Replacing helplessness with agency
Replacing stagnant debates with better conversations
Our research and resources are designed to seed better conversations about tech. They help adults coach young people (instead of referee). They start with, “how are you?” and then, “how’s tech helping or hurting?” They are strengthened by evidence-based practices that support self-reflection, habit change, and well-being.
Swipe to learn more about our resources. (While our current versions are designed for teaching, they can be adapted to use at home or other environments.)

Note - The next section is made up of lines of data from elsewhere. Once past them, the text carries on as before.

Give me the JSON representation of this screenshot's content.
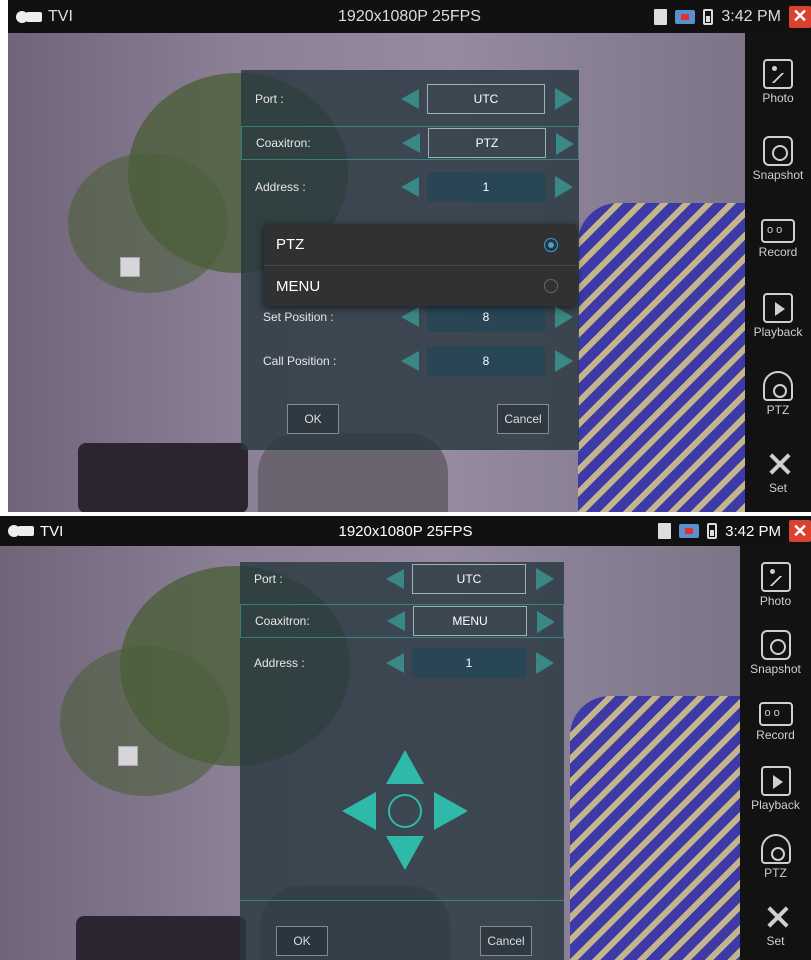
{
  "statusbar": {
    "mode": "TVI",
    "resolution": "1920x1080P 25FPS",
    "time": "3:42 PM"
  },
  "sidebar": {
    "items": [
      {
        "label": "Photo",
        "icon": "photo-icon"
      },
      {
        "label": "Snapshot",
        "icon": "camera-icon"
      },
      {
        "label": "Record",
        "icon": "record-icon"
      },
      {
        "label": "Playback",
        "icon": "play-icon"
      },
      {
        "label": "PTZ",
        "icon": "ptz-camera-icon"
      },
      {
        "label": "Set",
        "icon": "tools-icon"
      }
    ]
  },
  "screen1": {
    "rows": [
      {
        "label": "Port :",
        "value": "UTC"
      },
      {
        "label": "Coaxitron:",
        "value": "PTZ"
      },
      {
        "label": "Address :",
        "value": "1"
      },
      {
        "label": "Set Position :",
        "value": "8"
      },
      {
        "label": "Call Position :",
        "value": "8"
      }
    ],
    "ok": "OK",
    "cancel": "Cancel",
    "popup": {
      "options": [
        "PTZ",
        "MENU"
      ],
      "selected": "PTZ"
    }
  },
  "screen2": {
    "rows": [
      {
        "label": "Port :",
        "value": "UTC"
      },
      {
        "label": "Coaxitron:",
        "value": "MENU"
      },
      {
        "label": "Address :",
        "value": "1"
      }
    ],
    "ok": "OK",
    "cancel": "Cancel"
  },
  "colors": {
    "accent": "#2fb9a8",
    "close": "#d9422e",
    "radio_on": "#3aa0e0"
  }
}
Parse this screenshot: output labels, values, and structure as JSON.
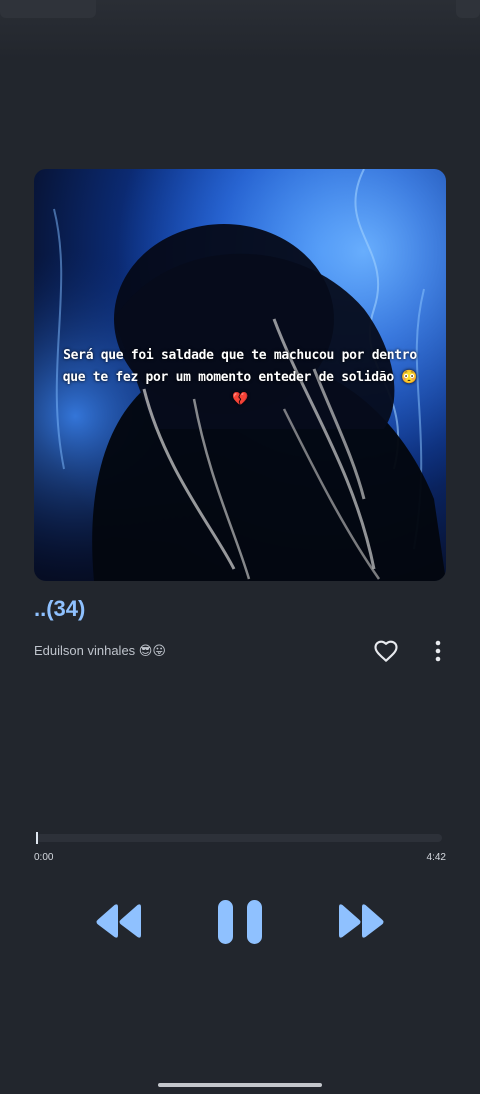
{
  "artwork": {
    "caption": "Será que foi saldade que te machucou por dentro\nque te fez por um momento enteder de solidão 😳\n💔"
  },
  "track": {
    "title": "..(34)",
    "artist": "Eduilson vinhales 😎😛"
  },
  "progress": {
    "current": "0:00",
    "total": "4:42",
    "fraction": 0.0
  },
  "controls": {
    "rewind_icon": "rewind-icon",
    "pause_icon": "pause-icon",
    "forward_icon": "fast-forward-icon",
    "like_icon": "heart-outline-icon",
    "more_icon": "more-vertical-icon"
  },
  "colors": {
    "background": "#22262d",
    "accent": "#8fc1ff",
    "text_secondary": "#bfc4cc"
  }
}
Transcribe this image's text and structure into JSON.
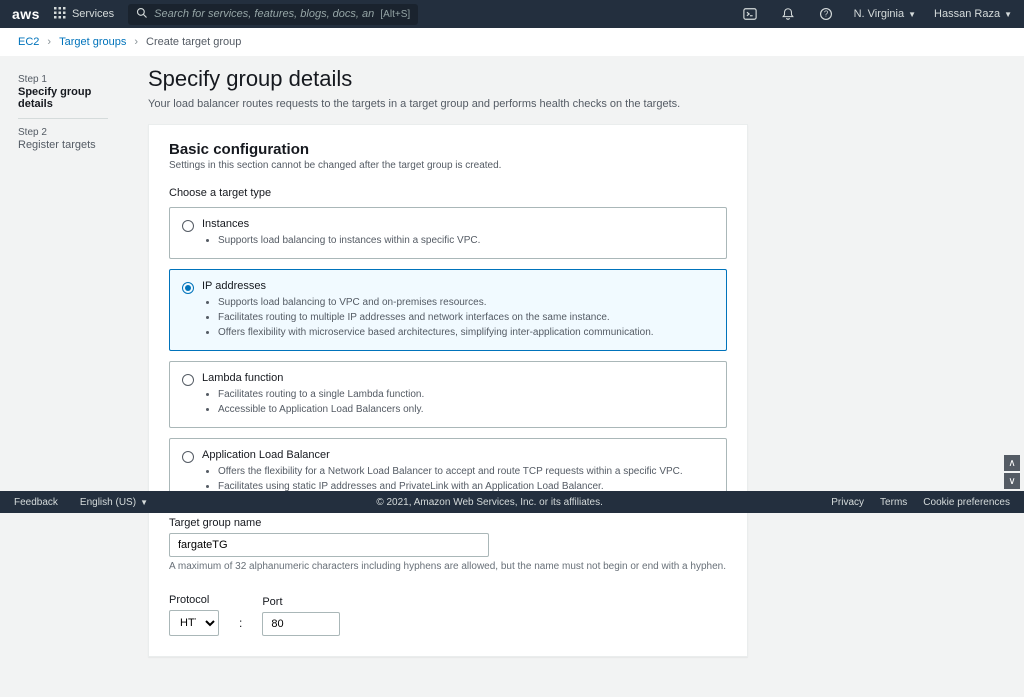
{
  "topnav": {
    "logo": "aws",
    "services": "Services",
    "search_placeholder": "Search for services, features, blogs, docs, and more",
    "search_shortcut": "[Alt+S]",
    "region": "N. Virginia",
    "user": "Hassan Raza"
  },
  "breadcrumb": {
    "items": [
      "EC2",
      "Target groups",
      "Create target group"
    ]
  },
  "steps": [
    {
      "num": "Step 1",
      "label": "Specify group details",
      "active": true
    },
    {
      "num": "Step 2",
      "label": "Register targets",
      "active": false
    }
  ],
  "page": {
    "title": "Specify group details",
    "desc": "Your load balancer routes requests to the targets in a target group and performs health checks on the targets."
  },
  "panel": {
    "title": "Basic configuration",
    "sub": "Settings in this section cannot be changed after the target group is created.",
    "choose_label": "Choose a target type",
    "targets": [
      {
        "title": "Instances",
        "selected": false,
        "bullets": [
          "Supports load balancing to instances within a specific VPC."
        ]
      },
      {
        "title": "IP addresses",
        "selected": true,
        "bullets": [
          "Supports load balancing to VPC and on-premises resources.",
          "Facilitates routing to multiple IP addresses and network interfaces on the same instance.",
          "Offers flexibility with microservice based architectures, simplifying inter-application communication."
        ]
      },
      {
        "title": "Lambda function",
        "selected": false,
        "bullets": [
          "Facilitates routing to a single Lambda function.",
          "Accessible to Application Load Balancers only."
        ]
      },
      {
        "title": "Application Load Balancer",
        "selected": false,
        "bullets": [
          "Offers the flexibility for a Network Load Balancer to accept and route TCP requests within a specific VPC.",
          "Facilitates using static IP addresses and PrivateLink with an Application Load Balancer."
        ]
      }
    ],
    "tg_name_label": "Target group name",
    "tg_name_value": "fargateTG",
    "tg_name_hint": "A maximum of 32 alphanumeric characters including hyphens are allowed, but the name must not begin or end with a hyphen.",
    "protocol_label": "Protocol",
    "protocol_value": "HTTP",
    "port_label": "Port",
    "port_value": "80"
  },
  "footer": {
    "feedback": "Feedback",
    "lang": "English (US)",
    "copy": "© 2021, Amazon Web Services, Inc. or its affiliates.",
    "links": [
      "Privacy",
      "Terms",
      "Cookie preferences"
    ]
  }
}
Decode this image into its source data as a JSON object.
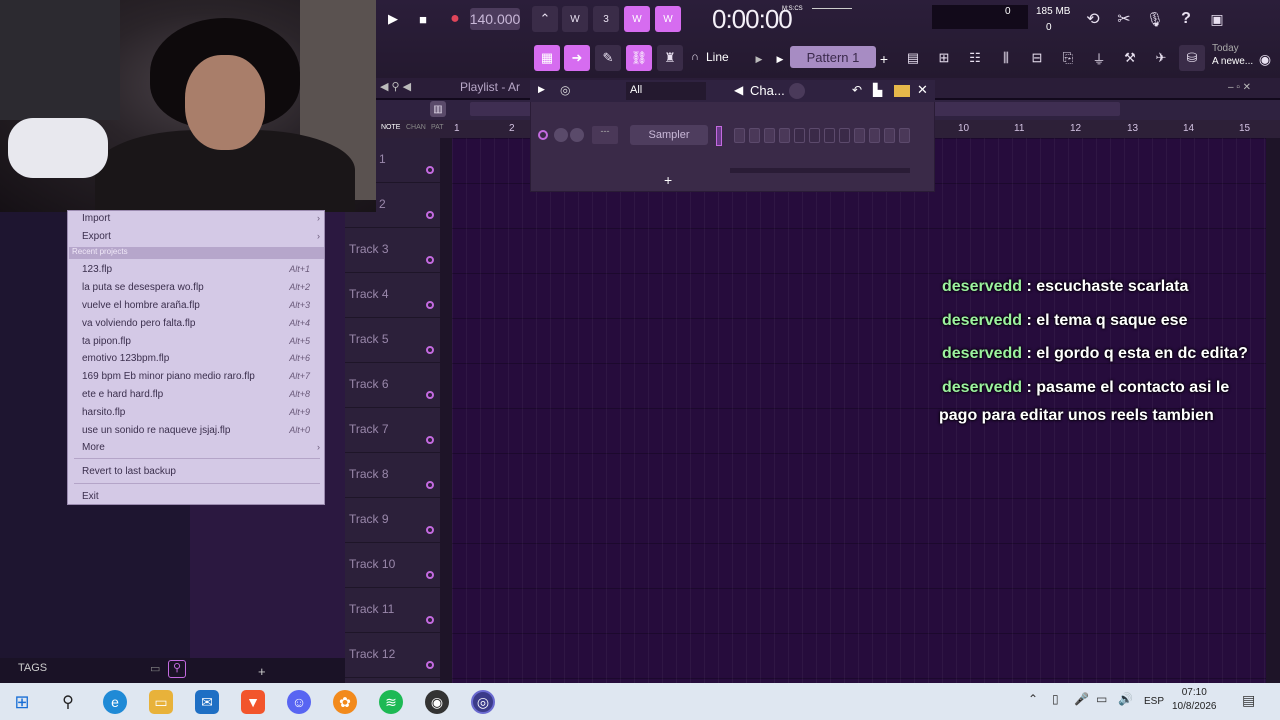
{
  "toolbar": {
    "tempo": "140.000",
    "time": "0:00:00",
    "time_unit": "M:S:CS",
    "memory": "185 MB",
    "memory_cpu_zero_1": "0",
    "memory_cpu_zero_2": "0",
    "snap_mode": "Line",
    "pattern": "Pattern 1",
    "news_title": "Today",
    "news_text": "A newe..."
  },
  "playlist": {
    "title": "Playlist - Ar",
    "ruler_numbers": [
      "1",
      "2",
      "10",
      "11",
      "12",
      "13",
      "14",
      "15"
    ],
    "header_labels": {
      "note": "NOTE",
      "chan": "CHAN",
      "pat": "PAT"
    },
    "tracks": [
      "1",
      "2",
      "Track 3",
      "Track 4",
      "Track 5",
      "Track 6",
      "Track 7",
      "Track 8",
      "Track 9",
      "Track 10",
      "Track 11",
      "Track 12"
    ]
  },
  "channel_rack": {
    "filter": "All",
    "title": "Cha...",
    "channel_name": "Sampler",
    "add_symbol": "+"
  },
  "browser": {
    "tags_label": "TAGS",
    "add_symbol": "+"
  },
  "file_menu": {
    "import": "Import",
    "export": "Export",
    "recent_header": "Recent projects",
    "recent": [
      {
        "name": "123.flp",
        "shortcut": "Alt+1"
      },
      {
        "name": "la puta se desespera wo.flp",
        "shortcut": "Alt+2"
      },
      {
        "name": "vuelve el hombre araña.flp",
        "shortcut": "Alt+3"
      },
      {
        "name": "va volviendo pero falta.flp",
        "shortcut": "Alt+4"
      },
      {
        "name": "ta pipon.flp",
        "shortcut": "Alt+5"
      },
      {
        "name": "emotivo 123bpm.flp",
        "shortcut": "Alt+6"
      },
      {
        "name": "169 bpm Eb minor piano medio raro.flp",
        "shortcut": "Alt+7"
      },
      {
        "name": "ete e hard hard.flp",
        "shortcut": "Alt+8"
      },
      {
        "name": "harsito.flp",
        "shortcut": "Alt+9"
      },
      {
        "name": "use un sonido re naqueve jsjaj.flp",
        "shortcut": "Alt+0"
      }
    ],
    "more": "More",
    "revert": "Revert to last backup",
    "exit": "Exit"
  },
  "chat": [
    {
      "user": "deservedd",
      "text": ": escuchaste scarlata"
    },
    {
      "user": "deservedd",
      "text": ": el tema q saque ese"
    },
    {
      "user": "deservedd",
      "text": ": el gordo q esta en dc edita?"
    },
    {
      "user": "deservedd",
      "text": ": pasame el contacto asi le",
      "text2": "pago para editar unos reels tambien"
    }
  ],
  "taskbar": {
    "language": "ESP",
    "time": "07:10",
    "date": "10/8/2026"
  },
  "colors": {
    "accent_pink": "#d66cf0",
    "chat_name": "#9cf29f",
    "menu_bg": "#d4c9e6"
  }
}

We’ve found that some of the most helpful conversations about technology and well-being actually don’t begin with tech at all. Instead, they start with who we are, what we value, what we’re experiencing in our lives. The resources below set us up to clarify our values and start exploring how technologies support or undercut what we most cherish.
Technology companies compete for our time and attention; this is the “attention economy” that prioritizes our focus over our thriving. Design choices like autoplay, notifications, and algorithms can compromise our sense of control (our digital agency.) These resources start to expose what’s so often hidden and how design choices are not neutral.
Tech can intensify thinking traps that amplify anxious thoughts and self-doubt. Have you ever thought, “They haven’t text me back – they must be mad at me?” That’s a cognitive distortion, or “thinking trap”, that’s completely normal and also something you can steer toward healthier self talk. These resources help to identify common thinking traps and respond to them differently.
When we start to think about our screen time and tech patterns through the lens of habits, we recognize how they’ve become second nature – but also that they change. These resources invite us to talk to each other in intentional ways in the service of rethinking tech habits and making meaningful change.
We are currently responding to what we’ve heard from young people about how technologies like social media affect their lives. Our next resource will focus on the "culture of needing to be productive all the time and, like, needing to be working all the time, and the grind… it’s so damaging" (as one of our teen collaborators put it). Tech indeed intersects with - and often amplifies - grinds that teens feel. Stay tuned for resources that help unpack grind culture, social comparison, body image, the ethics of Generative AI, and more.